Two significant events happened this weekend: Boxer Anthony Mundine was knocked out in 96 seconds by Jeff Horn, ending a career that was never wholly satisfying for the man or his followers.
Meanwhile, Tony Abbott put his gloves up once more, telling The Australian newspaper on Saturday that he’s ready and able to join the front bench, perhaps even to be prime minister again.
If I had to say which man is more punch drunk, I’d say it’s Mr Abbott.
Where Mr Mundine finally seems ready to move on with his life and hopefully become the great leader of young Aboriginal people that he’s always aspired to be, Mr Abbott is cutting a sadder figure by the day, hoping that his old mates might rally round, getting him back in the ring – at a time when the prevailing message from his own people is, ‘it’s time to go’.
The hangers-on at ringside
Boxing isn’t a team sport. But there are always plenty of people hanging around, urging their man to keep on punching and ignore the pain, living vicariously through his broken nose and the sound of his flailing fists cracking the ribs of his opponent.
It’s all great fun until it isn’t and the coulda-been champion is alone in his dressing room, planning for the next title fight that will never come.
Suburban gyms are dusty with old fighters who can’t ever quite let go of their dreams.
Why can’t they?
Mr Abbott is still wearing the gloves he put on at Oxford University, kept wearing them through his ferocious time as opposition leader, his clumsy and time-wasting stint as prime minister, and his ignoble period of king-hits and sly jabs at Malcolm Turnbull during his campaign for vengeance.
Now he’s fighting for a chair in the inner circle, and there’s no one left to hit – the old one-two won’t get him anywhere. And where he wants to be is back on top.
Why is that?
An addiction like cocaine
One theory holds that he’s addicted to the power – and can’t help it.
In 2012, Professor Ian Robertson, now emeritus professor of psychology, co-director Global Brain Health Institute, published The Winner effect: How Power Affects Your Brain.
His research found that the exercise of power increases levels of testosterone that spark an in increases dopamine levels – the pleasure hormone. Dopamine provides the short-term high that leaves cocaine and gambling addicts craving jolt – and politicians too.

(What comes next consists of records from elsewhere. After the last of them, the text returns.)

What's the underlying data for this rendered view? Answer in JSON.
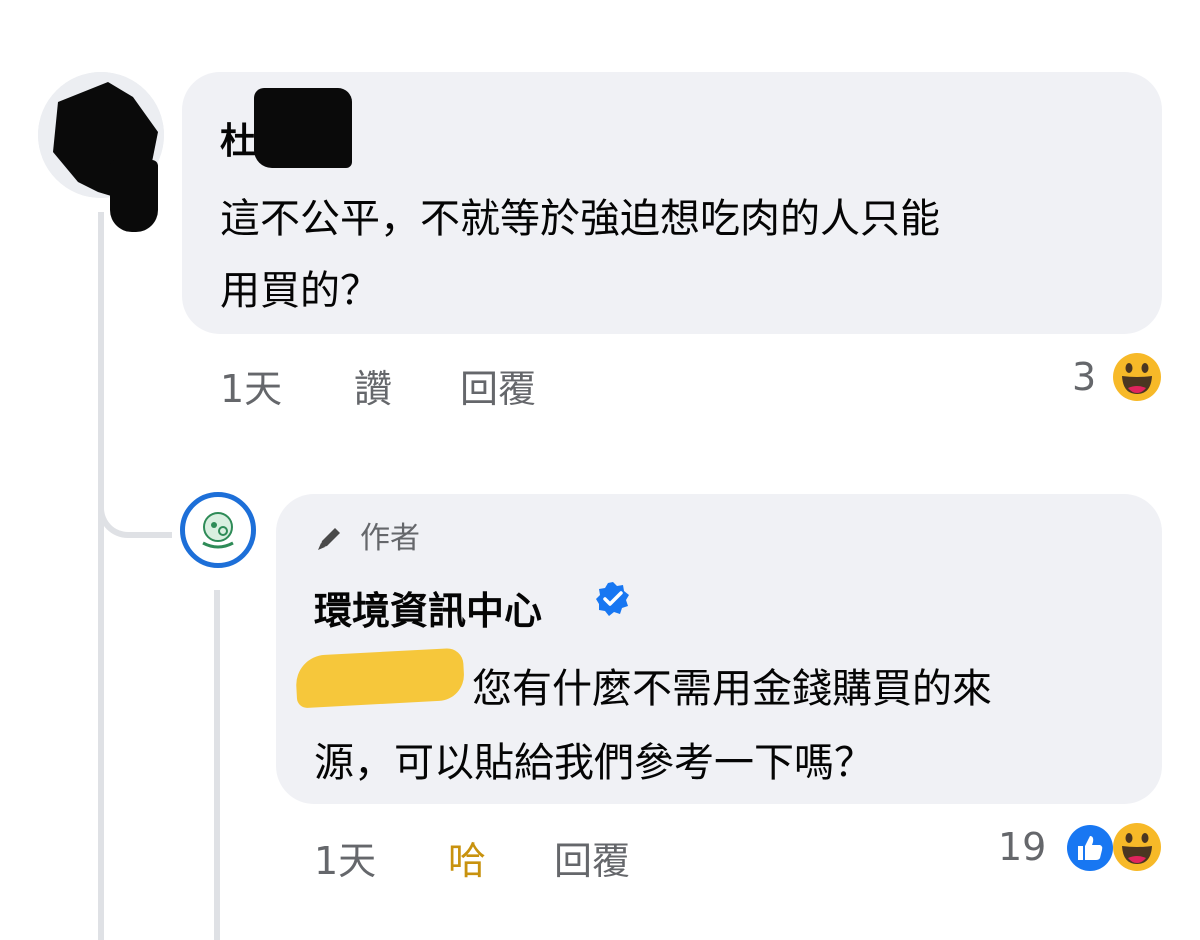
{
  "comment1": {
    "author_visible": "杜",
    "text_line1": "這不公平，不就等於強迫想吃肉的人只能",
    "text_line2": "用買的？",
    "time": "1天",
    "like": "讚",
    "reply": "回覆",
    "reaction_count": "3",
    "reactions": [
      "haha-icon"
    ]
  },
  "comment2": {
    "badge": "作者",
    "author": "環境資訊中心",
    "verified": true,
    "text_line1": "您有什麼不需用金錢購買的來",
    "text_line2": "源，可以貼給我們參考一下嗎？",
    "time": "1天",
    "reaction_selected": "哈",
    "reply": "回覆",
    "reaction_count": "19",
    "reactions": [
      "like-icon",
      "haha-icon"
    ]
  },
  "colors": {
    "bubble": "#f0f1f5",
    "verified_blue": "#1877f2",
    "haha_selected": "#c8920e",
    "meta_gray": "#65676b",
    "page_avatar_ring": "#1d6fd8",
    "highlight_yellow": "#f6c73b"
  }
}
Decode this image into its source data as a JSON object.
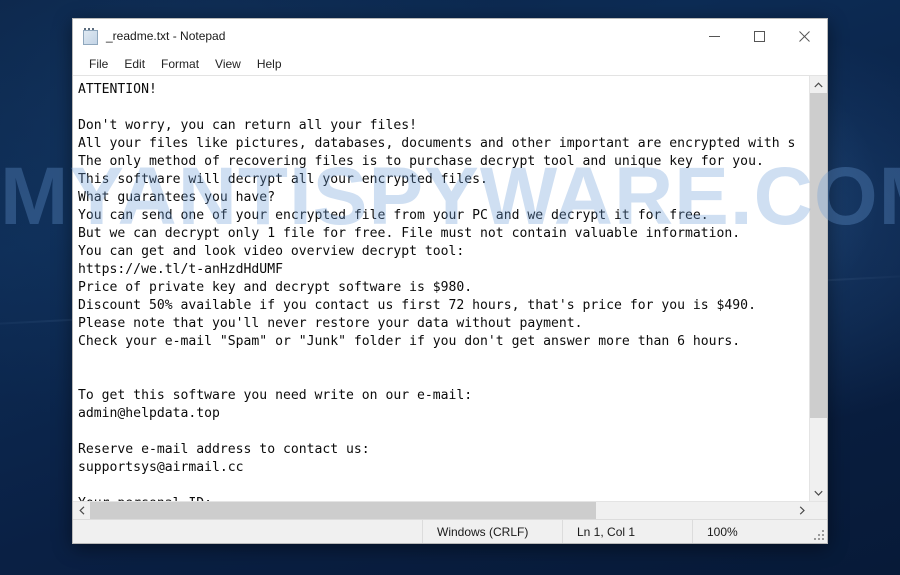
{
  "window": {
    "title": "_readme.txt - Notepad",
    "icon": "notepad-icon",
    "controls": {
      "minimize": "minimize-icon",
      "maximize": "maximize-icon",
      "close": "close-icon"
    }
  },
  "menubar": {
    "items": [
      {
        "label": "File"
      },
      {
        "label": "Edit"
      },
      {
        "label": "Format"
      },
      {
        "label": "View"
      },
      {
        "label": "Help"
      }
    ]
  },
  "editor": {
    "lines": [
      "ATTENTION!",
      "",
      "Don't worry, you can return all your files!",
      "All your files like pictures, databases, documents and other important are encrypted with s",
      "The only method of recovering files is to purchase decrypt tool and unique key for you.",
      "This software will decrypt all your encrypted files.",
      "What guarantees you have?",
      "You can send one of your encrypted file from your PC and we decrypt it for free.",
      "But we can decrypt only 1 file for free. File must not contain valuable information.",
      "You can get and look video overview decrypt tool:",
      "https://we.tl/t-anHzdHdUMF",
      "Price of private key and decrypt software is $980.",
      "Discount 50% available if you contact us first 72 hours, that's price for you is $490.",
      "Please note that you'll never restore your data without payment.",
      "Check your e-mail \"Spam\" or \"Junk\" folder if you don't get answer more than 6 hours.",
      "",
      "",
      "To get this software you need write on our e-mail:",
      "admin@helpdata.top",
      "",
      "Reserve e-mail address to contact us:",
      "supportsys@airmail.cc",
      "",
      "Your personal ID:"
    ]
  },
  "scrollbars": {
    "vertical": {
      "up": "chevron-up-icon",
      "down": "chevron-down-icon"
    },
    "horizontal": {
      "left": "chevron-left-icon",
      "right": "chevron-right-icon"
    }
  },
  "statusbar": {
    "encoding_line_ending": "Windows (CRLF)",
    "cursor_position": "Ln 1, Col 1",
    "zoom": "100%"
  },
  "watermark": {
    "text": "MYANTISPYWARE.COM",
    "color": "#699BD7"
  },
  "desktop": {
    "background_color": "#0b2447"
  }
}
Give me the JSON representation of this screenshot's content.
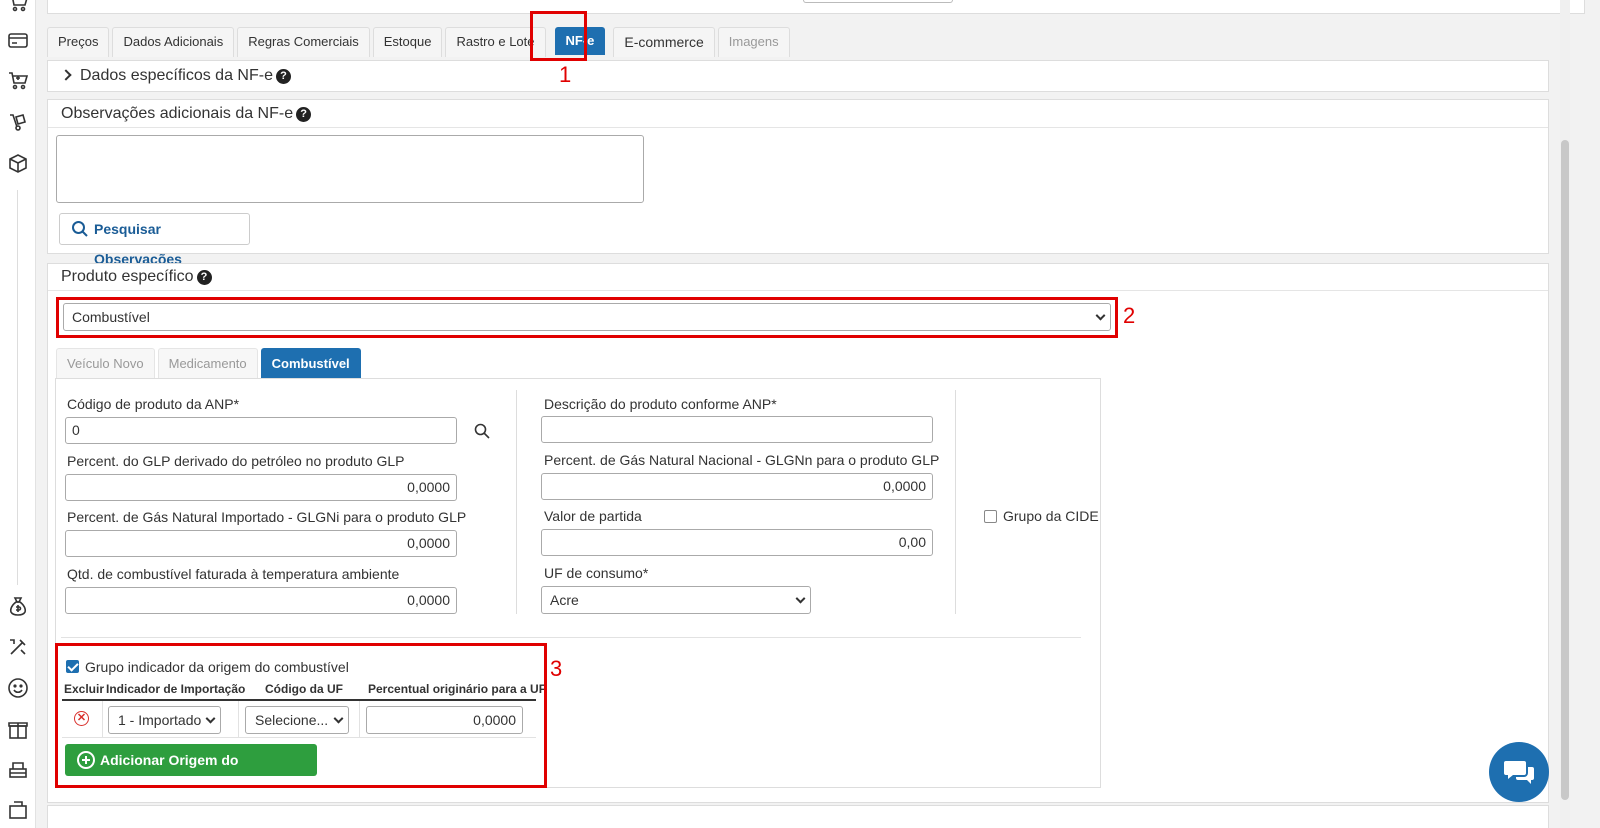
{
  "tabs": [
    {
      "label": "Preços"
    },
    {
      "label": "Dados Adicionais"
    },
    {
      "label": "Regras Comerciais"
    },
    {
      "label": "Estoque"
    },
    {
      "label": "Rastro e Lote"
    },
    {
      "label": "NF-e",
      "active": true
    },
    {
      "label": "E-commerce"
    },
    {
      "label": "Imagens",
      "disabled": true
    }
  ],
  "nfe_specific": {
    "label": "Dados específicos da NF-e"
  },
  "observacoes": {
    "title": "Observações adicionais da NF-e",
    "value": "",
    "search_button": "Pesquisar Observações"
  },
  "produto_especifico": {
    "title": "Produto específico",
    "selected": "Combustível"
  },
  "subtabs": [
    {
      "label": "Veículo Novo"
    },
    {
      "label": "Medicamento"
    },
    {
      "label": "Combustível",
      "active": true
    }
  ],
  "combustivel": {
    "codigo_anp": {
      "label": "Código de produto da ANP*",
      "value": "0"
    },
    "descricao_anp": {
      "label": "Descrição do produto conforme ANP*",
      "value": ""
    },
    "perc_glp": {
      "label": "Percent. do GLP derivado do petróleo no produto GLP",
      "value": "0,0000"
    },
    "perc_glgnn": {
      "label": "Percent. de Gás Natural Nacional - GLGNn para o produto GLP",
      "value": "0,0000"
    },
    "perc_glgni": {
      "label": "Percent. de Gás Natural Importado - GLGNi para o produto GLP",
      "value": "0,0000"
    },
    "valor_partida": {
      "label": "Valor de partida",
      "value": "0,00"
    },
    "qtd_temp": {
      "label": "Qtd. de combustível faturada à temperatura ambiente",
      "value": "0,0000"
    },
    "uf_consumo": {
      "label": "UF de consumo*",
      "value": "Acre"
    },
    "grupo_cide": {
      "label": "Grupo da CIDE",
      "checked": false
    }
  },
  "origem": {
    "group_label": "Grupo indicador da origem do combustível",
    "checked": true,
    "headers": {
      "excluir": "Excluir",
      "indicador": "Indicador de Importação",
      "codigo_uf": "Código da UF",
      "percentual": "Percentual originário para a UF"
    },
    "row": {
      "indicador": "1 - Importado",
      "codigo_uf": "Selecione...",
      "percentual": "0,0000"
    },
    "add_button": "Adicionar Origem do Combustível"
  },
  "annotations": [
    "1",
    "2",
    "3"
  ],
  "colors": {
    "accent": "#1e6fb0",
    "success": "#2e9e3e",
    "highlight": "#e00000",
    "remove": "#d9302c"
  }
}
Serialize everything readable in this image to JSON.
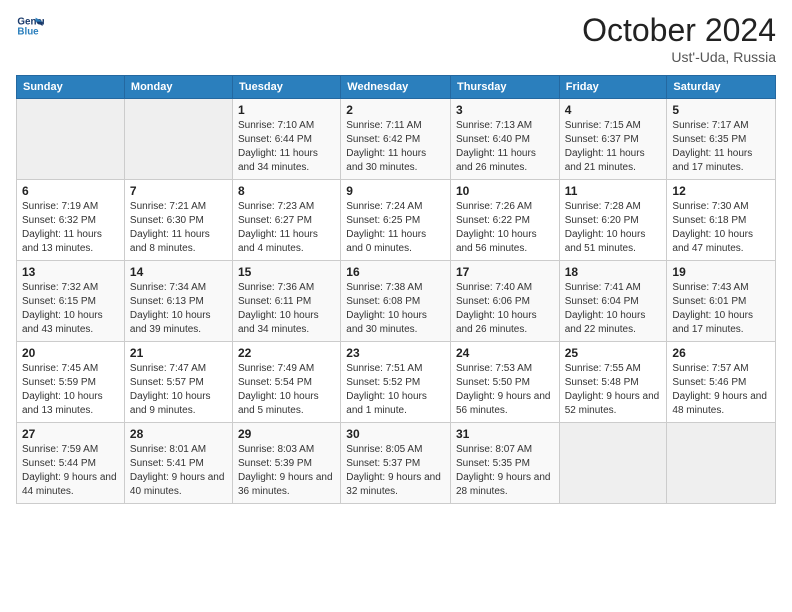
{
  "logo": {
    "line1": "General",
    "line2": "Blue"
  },
  "title": "October 2024",
  "subtitle": "Ust'-Uda, Russia",
  "days_header": [
    "Sunday",
    "Monday",
    "Tuesday",
    "Wednesday",
    "Thursday",
    "Friday",
    "Saturday"
  ],
  "weeks": [
    [
      {
        "day": "",
        "info": ""
      },
      {
        "day": "",
        "info": ""
      },
      {
        "day": "1",
        "info": "Sunrise: 7:10 AM\nSunset: 6:44 PM\nDaylight: 11 hours and 34 minutes."
      },
      {
        "day": "2",
        "info": "Sunrise: 7:11 AM\nSunset: 6:42 PM\nDaylight: 11 hours and 30 minutes."
      },
      {
        "day": "3",
        "info": "Sunrise: 7:13 AM\nSunset: 6:40 PM\nDaylight: 11 hours and 26 minutes."
      },
      {
        "day": "4",
        "info": "Sunrise: 7:15 AM\nSunset: 6:37 PM\nDaylight: 11 hours and 21 minutes."
      },
      {
        "day": "5",
        "info": "Sunrise: 7:17 AM\nSunset: 6:35 PM\nDaylight: 11 hours and 17 minutes."
      }
    ],
    [
      {
        "day": "6",
        "info": "Sunrise: 7:19 AM\nSunset: 6:32 PM\nDaylight: 11 hours and 13 minutes."
      },
      {
        "day": "7",
        "info": "Sunrise: 7:21 AM\nSunset: 6:30 PM\nDaylight: 11 hours and 8 minutes."
      },
      {
        "day": "8",
        "info": "Sunrise: 7:23 AM\nSunset: 6:27 PM\nDaylight: 11 hours and 4 minutes."
      },
      {
        "day": "9",
        "info": "Sunrise: 7:24 AM\nSunset: 6:25 PM\nDaylight: 11 hours and 0 minutes."
      },
      {
        "day": "10",
        "info": "Sunrise: 7:26 AM\nSunset: 6:22 PM\nDaylight: 10 hours and 56 minutes."
      },
      {
        "day": "11",
        "info": "Sunrise: 7:28 AM\nSunset: 6:20 PM\nDaylight: 10 hours and 51 minutes."
      },
      {
        "day": "12",
        "info": "Sunrise: 7:30 AM\nSunset: 6:18 PM\nDaylight: 10 hours and 47 minutes."
      }
    ],
    [
      {
        "day": "13",
        "info": "Sunrise: 7:32 AM\nSunset: 6:15 PM\nDaylight: 10 hours and 43 minutes."
      },
      {
        "day": "14",
        "info": "Sunrise: 7:34 AM\nSunset: 6:13 PM\nDaylight: 10 hours and 39 minutes."
      },
      {
        "day": "15",
        "info": "Sunrise: 7:36 AM\nSunset: 6:11 PM\nDaylight: 10 hours and 34 minutes."
      },
      {
        "day": "16",
        "info": "Sunrise: 7:38 AM\nSunset: 6:08 PM\nDaylight: 10 hours and 30 minutes."
      },
      {
        "day": "17",
        "info": "Sunrise: 7:40 AM\nSunset: 6:06 PM\nDaylight: 10 hours and 26 minutes."
      },
      {
        "day": "18",
        "info": "Sunrise: 7:41 AM\nSunset: 6:04 PM\nDaylight: 10 hours and 22 minutes."
      },
      {
        "day": "19",
        "info": "Sunrise: 7:43 AM\nSunset: 6:01 PM\nDaylight: 10 hours and 17 minutes."
      }
    ],
    [
      {
        "day": "20",
        "info": "Sunrise: 7:45 AM\nSunset: 5:59 PM\nDaylight: 10 hours and 13 minutes."
      },
      {
        "day": "21",
        "info": "Sunrise: 7:47 AM\nSunset: 5:57 PM\nDaylight: 10 hours and 9 minutes."
      },
      {
        "day": "22",
        "info": "Sunrise: 7:49 AM\nSunset: 5:54 PM\nDaylight: 10 hours and 5 minutes."
      },
      {
        "day": "23",
        "info": "Sunrise: 7:51 AM\nSunset: 5:52 PM\nDaylight: 10 hours and 1 minute."
      },
      {
        "day": "24",
        "info": "Sunrise: 7:53 AM\nSunset: 5:50 PM\nDaylight: 9 hours and 56 minutes."
      },
      {
        "day": "25",
        "info": "Sunrise: 7:55 AM\nSunset: 5:48 PM\nDaylight: 9 hours and 52 minutes."
      },
      {
        "day": "26",
        "info": "Sunrise: 7:57 AM\nSunset: 5:46 PM\nDaylight: 9 hours and 48 minutes."
      }
    ],
    [
      {
        "day": "27",
        "info": "Sunrise: 7:59 AM\nSunset: 5:44 PM\nDaylight: 9 hours and 44 minutes."
      },
      {
        "day": "28",
        "info": "Sunrise: 8:01 AM\nSunset: 5:41 PM\nDaylight: 9 hours and 40 minutes."
      },
      {
        "day": "29",
        "info": "Sunrise: 8:03 AM\nSunset: 5:39 PM\nDaylight: 9 hours and 36 minutes."
      },
      {
        "day": "30",
        "info": "Sunrise: 8:05 AM\nSunset: 5:37 PM\nDaylight: 9 hours and 32 minutes."
      },
      {
        "day": "31",
        "info": "Sunrise: 8:07 AM\nSunset: 5:35 PM\nDaylight: 9 hours and 28 minutes."
      },
      {
        "day": "",
        "info": ""
      },
      {
        "day": "",
        "info": ""
      }
    ]
  ]
}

It also leads to arrogance, impatience, egocentricity and lack of empathy – and could explain why successful but ultimately obstinate leaders such as John Howard and Margaret Thatcher clung to office way past their use-by date.
This research has been sideways supported by other studies, including two decades of research by Dacher Keltner, a professor of psychology at University of California, Berkeley – and author of The Power Paradox: How We Gain and Lose Influence.
Political power is like a brain injury
Dr Keltner found that people too long in power act as if they have suffered a traumatic brain injury –punch drunk, if you will – becoming more impulsive, less risk-aware, and, crucially, less adept at seeing things from other people’s point of view. What made them successful on their rise to power is lost once that power is exercised.
Sukhvinder Obhi, a neuroscientist at McMaster University, in Ontario, put the heads of powerful people under a transcranial-magnetic-stimulation machine.
He, too, found that power impairs a specific neural process, “mirroring”, that may be a cornerstone of empathy. You can read more here.
This might go some way to explaining Mr Abbott being deaf and blind to reality – especially when considered in tandem with the cruel, pointless encouragement he has received from media commentators such as Andrew Bolt, Alan Jones and the woman he faithfully championed as his chief of staff, Peta Credlin.
His political stablemates, such as Peter Dutton and Craig Kelly, have not done his psychology any favours either by egging him on.
If the researchers are right, they have been playing havoc with a damaged person – just like those hangers-on at ringside, urging their man to take one more punch to the head.
Finally, though, one has to look at Mr Abbott’s religious faith and to related mythologies. One of them is the popular and ruinous idea that the fallen leader – and anyone with a dream – can, and in fact must, keep going.
“Never give up on what you really want to do. The person with big dreams is more powerful than one with all the facts,” so said Albert Einstein who should have known better.
Mr Abbott, you won the champeenship. You knocked down all-comers. You were a contender.
But your days in the ring are over. Go and find yourself some new and better friends.